Title: Rise of the Mystics
Author: Ted Dekker
“I was the 49th Mystic, and I was searching for the Five Seals of Truth before the Realm of Mystics could be destroyed,” Rachelle remembers in Ted Dekker’s novel, Rise of the Mystics.
~ What ~
Part two of two in the Beyond the Circle series, this four-hundred-and-eighteen-page paperback targets those who enjoy futuristic mystical fiction with other-worldly characters and analogies to Christianity. Using slang words such as crap and heck, topics of dream-control, imprisonment, torture, and death may not be appropriate for immature readers.
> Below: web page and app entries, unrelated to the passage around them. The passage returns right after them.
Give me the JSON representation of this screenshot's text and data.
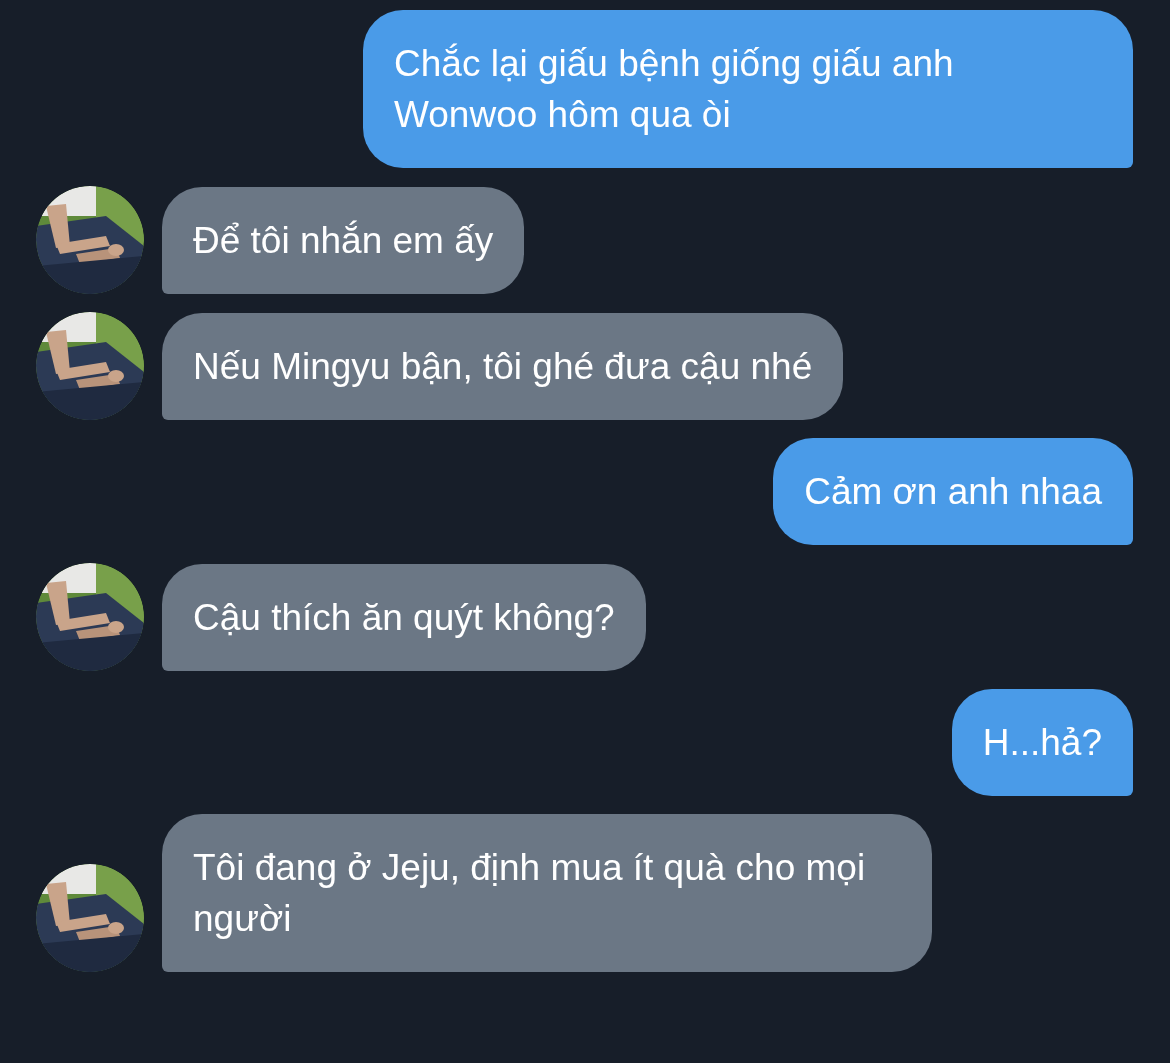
{
  "messages": [
    {
      "kind": "outgoing",
      "text": "Chắc lại giấu bệnh giống giấu anh Wonwoo hôm qua òi"
    },
    {
      "kind": "incoming",
      "text": "Để tôi nhắn em ấy"
    },
    {
      "kind": "incoming",
      "text": "Nếu Mingyu bận, tôi ghé đưa cậu nhé"
    },
    {
      "kind": "outgoing",
      "text": "Cảm ơn anh nhaa"
    },
    {
      "kind": "incoming",
      "text": "Cậu thích ăn quýt không?"
    },
    {
      "kind": "outgoing",
      "text": "H...hả?"
    },
    {
      "kind": "incoming",
      "text": "Tôi đang ở Jeju, định mua ít quà cho mọi người"
    }
  ]
}
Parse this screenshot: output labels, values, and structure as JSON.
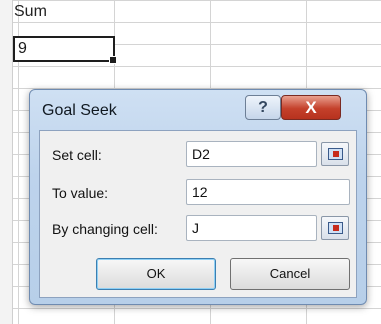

The ending has the author’s biography and advertisements plus Talya’s Journal on the Forgotten Way. Using mainly the New American Standard Bible, the ABPE, BLB, ESV, HCSB, ISV, KJV, NHEB, and NIV are also referenced.
In this sequel to the first book that is set in the future on two worlds that are two-hundred years apart, Rachelle continues to travel between the Earth and Other Earth whenever she dreams to overcome Vlad Smith and his evil plans. As she deals with two worlds of polarity, she surrenders herself to loving without judgment as her memory gets wiped in one world and she turns into one she abhors in another in her quest to uncover the fourth and fifth seal to save the Realm. It is only until she learns True Love that she can save those around her and herself.
~ Why ~
This is a sci-fi fantasy complete with good and evil, love versus hatred, and acceptance with understanding. The author writes with vivid detail, often in first person from the protagonist’s view of having forgotten who she is and what she needs to do. It promotes that true love holds no record of wrong and how hatred is devastating. I appreciated it contains a recap of the first book at its beginning.
~ Why Not ~
Those who do not like futuristic fiction that involves mysticism, allegory, and fantasy will pass on this read. Some may feel the book gets complicated with two ongoing worlds that do not track as well as the first book. Others may find its connection to Scripture not completely Biblical, sometimes confusing and conflicting.
~ Wish ~
Having read the prior book, I found this one even more of a challenge as it includes out-of-context Biblical theory and sometimes randomly. Some may question if it endorses an accurate plan of eternal salvation as there was no asking forgiveness of sin, Jesus shedding His blood on the cross, or His resurrection but more of a “follow your heart – all is love” concept. Although I liked some of both worlds’ characters, I found the conclusion baffling regarding universal redemption and the journal’s interpretations and applications sometimes misrepresenting. Due to stretching the Bible to accommodate the story and vice versa, I agreed with Vlad telling Aaron and David on page 68, “You must know by now that if you torture any scripture long enough, you can get it to say whatever you want.” I prefer all pronouns of God capitalized for reference.
~ Want ~
If you like a futuristic book about True Love in two dark worlds, this may interest you, but I found it too confusing, rambling, and perhaps distorted from Biblical theology so cannot promote it as Christian fantasy.
Thanks to Baker Publishing for this complimentary book that I am under no obligation to review.
This book can be purchased at https://amzn.to/2Yr3NsD